The council officials became "concerned" over the views of the Christian couple, whose names have been withheld from media for legal reasons.
The couple, who themselves have children, had been fostering two pre-school kids since January, and were told in October that a same-sex couple wants to adopt the two children.
The Christian father was noted to have responded by asking, "You're joking?"
They have appealed against the decision, and released a statement saying that they had not expressed any homophobic views and were not against individuals, but thought that a child needs both mother and father.
The couple had expressed their desire to adopt the children before but the social worker had said that their house was too small. Later, they were told that keeping the children with them would bring them under "emotional stress."
"We are Christians and we expressed the view that a child needs a mother and a father. We expressed our views in modest, temperate terms based on our Christian convictions," they were quoted as saying by Christian Today.
"We love everyone (regardless of sexual orientation) and we love the children and believe that they would benefit from the foundation offered by a mother and a father," the couple said.
"The decision ... appears discriminatory to us and not related to the children's needs," the couple continued. "The children love us: we love them. All the reports show that we are a loving, caring and stable family. What more could a child need?"
Christian Legal Centre director Andrea Williams, who is supporting their appeal, said that the couple's "viewpoint is lawful and mainstream."

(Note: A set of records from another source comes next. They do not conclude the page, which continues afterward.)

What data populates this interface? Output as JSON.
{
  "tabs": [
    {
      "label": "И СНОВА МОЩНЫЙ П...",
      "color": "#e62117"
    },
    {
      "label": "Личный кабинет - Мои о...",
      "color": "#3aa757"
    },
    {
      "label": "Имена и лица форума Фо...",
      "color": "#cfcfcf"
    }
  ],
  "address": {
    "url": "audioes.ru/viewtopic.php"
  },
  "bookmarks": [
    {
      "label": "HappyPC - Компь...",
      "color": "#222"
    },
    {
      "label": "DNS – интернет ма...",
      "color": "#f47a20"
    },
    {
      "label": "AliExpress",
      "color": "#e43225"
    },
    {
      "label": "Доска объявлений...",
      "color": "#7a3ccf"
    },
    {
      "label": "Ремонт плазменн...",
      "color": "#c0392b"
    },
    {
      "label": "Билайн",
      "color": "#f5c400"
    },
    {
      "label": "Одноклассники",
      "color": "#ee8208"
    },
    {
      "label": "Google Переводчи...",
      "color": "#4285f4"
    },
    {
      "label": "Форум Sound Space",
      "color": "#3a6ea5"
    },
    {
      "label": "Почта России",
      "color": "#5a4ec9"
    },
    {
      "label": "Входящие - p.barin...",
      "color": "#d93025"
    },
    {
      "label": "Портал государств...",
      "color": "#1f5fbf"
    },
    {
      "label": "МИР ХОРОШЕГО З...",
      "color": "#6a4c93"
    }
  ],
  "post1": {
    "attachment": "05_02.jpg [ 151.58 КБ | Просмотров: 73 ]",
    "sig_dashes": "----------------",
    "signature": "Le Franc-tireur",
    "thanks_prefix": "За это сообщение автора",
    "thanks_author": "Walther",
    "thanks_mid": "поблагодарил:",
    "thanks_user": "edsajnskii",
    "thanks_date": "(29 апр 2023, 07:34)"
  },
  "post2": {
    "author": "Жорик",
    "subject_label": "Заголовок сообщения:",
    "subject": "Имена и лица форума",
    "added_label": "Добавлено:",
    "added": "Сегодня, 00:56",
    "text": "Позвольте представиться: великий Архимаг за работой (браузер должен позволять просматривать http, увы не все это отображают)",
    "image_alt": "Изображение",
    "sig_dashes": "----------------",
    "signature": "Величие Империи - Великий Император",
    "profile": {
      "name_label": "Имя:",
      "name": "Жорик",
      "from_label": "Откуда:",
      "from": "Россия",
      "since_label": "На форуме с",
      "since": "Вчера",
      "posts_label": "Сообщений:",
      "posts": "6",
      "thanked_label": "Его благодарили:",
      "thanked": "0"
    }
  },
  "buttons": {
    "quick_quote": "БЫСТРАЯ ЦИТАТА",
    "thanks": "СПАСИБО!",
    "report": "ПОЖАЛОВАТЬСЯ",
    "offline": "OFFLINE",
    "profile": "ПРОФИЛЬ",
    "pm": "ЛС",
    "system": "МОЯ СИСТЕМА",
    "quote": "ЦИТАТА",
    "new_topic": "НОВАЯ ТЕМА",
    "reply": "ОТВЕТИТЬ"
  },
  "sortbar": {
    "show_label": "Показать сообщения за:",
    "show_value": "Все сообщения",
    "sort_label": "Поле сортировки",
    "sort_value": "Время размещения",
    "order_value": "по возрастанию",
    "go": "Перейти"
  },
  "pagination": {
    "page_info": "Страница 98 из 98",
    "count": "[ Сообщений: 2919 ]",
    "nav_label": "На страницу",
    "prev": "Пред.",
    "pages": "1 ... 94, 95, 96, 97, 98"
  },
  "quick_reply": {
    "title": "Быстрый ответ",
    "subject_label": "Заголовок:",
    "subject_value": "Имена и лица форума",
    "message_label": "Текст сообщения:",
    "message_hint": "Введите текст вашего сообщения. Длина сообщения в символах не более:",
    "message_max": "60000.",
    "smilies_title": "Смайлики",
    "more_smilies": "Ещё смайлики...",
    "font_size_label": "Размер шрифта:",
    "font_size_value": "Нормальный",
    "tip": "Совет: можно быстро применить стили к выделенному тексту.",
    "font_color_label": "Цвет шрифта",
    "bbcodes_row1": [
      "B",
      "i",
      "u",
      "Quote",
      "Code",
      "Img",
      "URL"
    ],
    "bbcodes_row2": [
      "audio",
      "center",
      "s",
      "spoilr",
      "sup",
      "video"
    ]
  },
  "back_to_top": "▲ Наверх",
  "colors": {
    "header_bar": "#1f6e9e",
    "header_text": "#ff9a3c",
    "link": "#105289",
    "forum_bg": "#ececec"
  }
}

Williams reiterated that children need traditional families when asked by the Independent why gay parenting might not be in the best interest of the children. "They believe that the children, who have had a very difficult start in life, need a mother and father," she replied.
"They are thriving under a complimentary relationship where a mother and father bring different elements to a family dynamic and provide distinctive roles in a family unit."
The council said that their discriminatory views rendered them "unfit to be adoptive parents." They were told in a letter by the council their perspective was "detrimental to the long-term needs of the children".
In September, the couple was complimented by social workers for their "care and warmth" of the pre-schoolers, and their association with the church was well appreciated for providing a supporting community.